There are many ways that the word mafsil can be understood in the hadith while still taking the hadith on its literal, apparent meaning. This kind of textual uncertainty is one of the major reasons why the popular tendency today of interpreting the Qur'an and Sunnah in so-called "scientific" terms is ill-advised. The English word "joint", as an anatomical term, is the location at which two or more bones come together.
Joints, furthermore, are classified anatomically into simple and compound, depending on the number of bones involved, and into complex and combination joints: I.Simple joint: 2 articulation surfaces(shoulder joint, hip joint ... ) 2.Compound joint: 3 or more articulation surfaces (radio carpal joint ... ) 3.Complex joint: 2 or more articulation surfaces and anarticular discor meniscus(knee joint ... ) From this brief exposition, it should be clear that the number of joints in a skeleton does not correlate with the number of articulation surfaces. The number of articulation surfaces would usually be much higher, and this would differ depending on the animal in question.
1400 Years Ago?
This shows us one possible ambiguity into the meaning of the hadith. The Arabic word mafsil can be used linguistically to mean "articulation" in a very loose sense, even though today its usage has been normalized in the field of anatomy to specifically mean "the location at which two or more bones come together ". It was not restricted to that narrow meaning 1400yearsago. There are other possibilities for the meaningof mafsil in the hadith, For instance, it might refer to the number of ranges of motion the human body is capable of. This dynamic understanding of the word is a perfectly sensible one in the context of the hadith, since the topic of the hadith is our actions and how rewards us for our good deeds.The hadith is not discussing a topic of anatomy, but rather one of worship.
This leads to a totally different calculation, since some joints are immovable, others are slightly movable, whole still others are freely movable. Understandably, calculating the number of possible motions would be highly subjective, depending on the criteria used to define a motion. What matters, with respect to our understanding of the hadith, is that rewards use for our deeds many times over, and this correlates in some way to an aspect of how He created our functioning bodies. The hadith Is telling us about a matter of the Unseen - 's great generosity, mercy ,and reward – and not a matter of anatomy. And knows best
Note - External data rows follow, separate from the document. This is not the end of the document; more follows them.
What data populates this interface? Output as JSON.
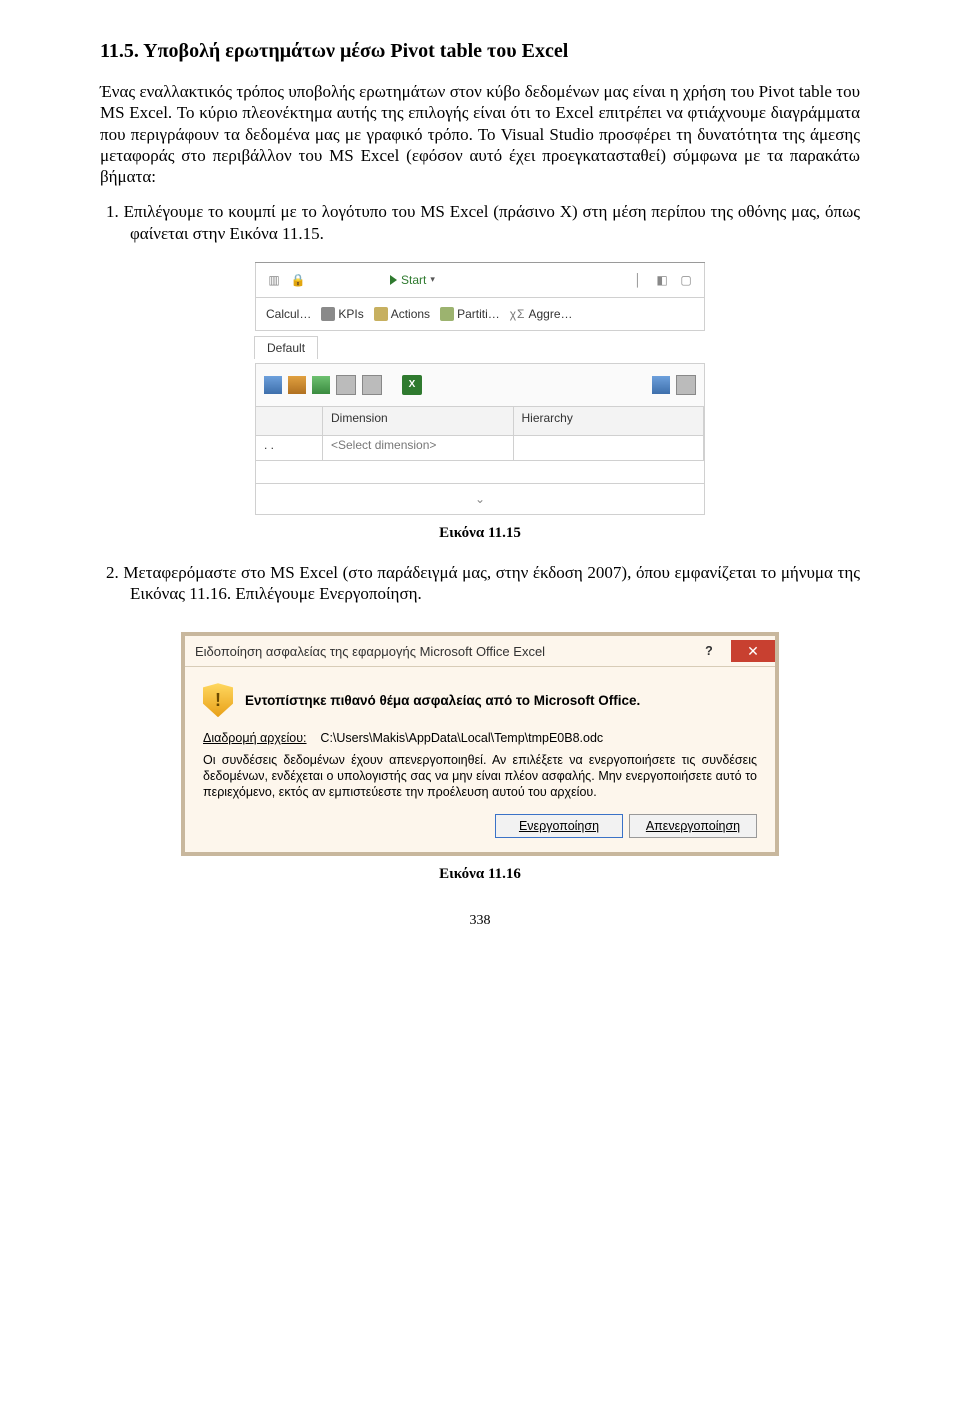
{
  "section_heading": "11.5. Υποβολή ερωτημάτων μέσω Pivot table του Excel",
  "paragraph_intro": "Ένας εναλλακτικός τρόπος υποβολής ερωτημάτων στον κύβο δεδομένων μας είναι η χρήση του Pivot table του MS Excel. Το κύριο πλεονέκτημα αυτής της επιλογής είναι ότι το Excel επιτρέπει να φτιάχνουμε διαγράμματα που περιγράφουν τα δεδομένα μας με γραφικό τρόπο. Το Visual Studio προσφέρει τη δυνατότητα της άμεσης μεταφοράς στο περιβάλλον του MS Excel (εφόσον αυτό έχει προεγκατασταθεί) σύμφωνα με τα παρακάτω βήματα:",
  "list_item_1_num": "1.",
  "list_item_1": "Επιλέγουμε το κουμπί με το λογότυπο του MS Excel (πράσινο Χ) στη μέση περίπου της οθόνης μας, όπως φαίνεται στην Εικόνα 11.15.",
  "fig1": {
    "start_label": "Start",
    "tabs": {
      "calcul": "Calcul…",
      "kpis": "KPIs",
      "actions": "Actions",
      "partiti": "Partiti…",
      "aggre": "Aggre…"
    },
    "default_tab": "Default",
    "excel_glyph": "X",
    "col_dimension": "Dimension",
    "col_hierarchy": "Hierarchy",
    "select_dimension": "<Select dimension>",
    "dots": ". .",
    "chev": "⌄"
  },
  "caption_1": "Εικόνα 11.15",
  "list_item_2_num": "2.",
  "list_item_2": "Μεταφερόμαστε στο MS Excel (στο παράδειγμά μας, στην έκδοση 2007), όπου εμφανίζεται το μήνυμα της Εικόνας 11.16. Επιλέγουμε Ενεργοποίηση.",
  "fig2": {
    "title": "Ειδοποίηση ασφαλείας της εφαρμογής Microsoft Office Excel",
    "help": "?",
    "close": "✕",
    "shield_glyph": "!",
    "heading": "Εντοπίστηκε πιθανό θέμα ασφαλείας από το Microsoft Office.",
    "path_label": "Διαδρομή αρχείου:",
    "path_value": "C:\\Users\\Makis\\AppData\\Local\\Temp\\tmpE0B8.odc",
    "msg": "Οι συνδέσεις δεδομένων έχουν απενεργοποιηθεί. Αν επιλέξετε να ενεργοποιήσετε τις συνδέσεις δεδομένων, ενδέχεται ο υπολογιστής σας να μην είναι πλέον ασφαλής. Μην ενεργοποιήσετε αυτό το περιεχόμενο, εκτός αν εμπιστεύεστε την προέλευση αυτού του αρχείου.",
    "btn_enable": "Ενεργοποίηση",
    "btn_disable": "Απενεργοποίηση"
  },
  "caption_2": "Εικόνα 11.16",
  "page_number": "338"
}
This article was culled from the publications of Deen Communication Limited